This wilderness has a dual symbolism. Firstly, it is cut off from God being under the adversary but, also, it symbolises the action of the removal of sin. The wilderness of forgetfulness is the action of remembering our sins no more (Isa. 43:25; Jer. 31:34). In this action God destroyed the power of the adversary as we see from Hebrews 2:14. Luke 13:1-9 shows the requirement for repentance in all. This involves the confession of sin. In this sense we are set free from the condemnation of the adversary, as it is God that justifies (Rom. 8:33-34).

Without the shedding of blood there can be no forgiveness. Thus death has taken place for the redemption of the transgression. These concepts are found in Hebrews 9:15-22, 26.

Only through this process can we enter the body of Israel. That is why a person who does not keep the Day of Atonement, and the symbolism of the sacrifice of Christ, and the reconciliation through baptism in the Holy Spirit, is cut off from God. It is through this atonement and symbolic baptism that we are given our garments.

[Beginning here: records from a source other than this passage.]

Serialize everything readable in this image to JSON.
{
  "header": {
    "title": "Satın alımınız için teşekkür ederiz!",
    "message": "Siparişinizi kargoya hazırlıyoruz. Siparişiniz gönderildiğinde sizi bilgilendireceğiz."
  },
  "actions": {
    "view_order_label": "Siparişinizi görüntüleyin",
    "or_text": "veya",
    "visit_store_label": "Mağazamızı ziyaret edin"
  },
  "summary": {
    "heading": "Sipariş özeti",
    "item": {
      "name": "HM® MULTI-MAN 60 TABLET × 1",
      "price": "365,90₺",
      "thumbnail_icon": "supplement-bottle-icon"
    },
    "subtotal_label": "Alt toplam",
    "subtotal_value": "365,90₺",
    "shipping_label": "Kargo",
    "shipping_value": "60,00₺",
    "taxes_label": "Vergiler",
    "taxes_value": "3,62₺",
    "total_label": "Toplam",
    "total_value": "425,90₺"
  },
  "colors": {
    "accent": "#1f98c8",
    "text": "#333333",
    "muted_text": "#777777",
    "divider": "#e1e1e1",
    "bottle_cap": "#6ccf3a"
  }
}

The sacrifice of Messiah reconciled all beings to God. Messiah made atonement for every being including ’Azazel or Satan, and that is why in the two goats we can see the activities of Messiah and yet still see the sequential plan of God as embracing all of His sons. His plan is complete and perfect through His omniscience and in His omnipotence. His mercy and goodness is complete and endures forever.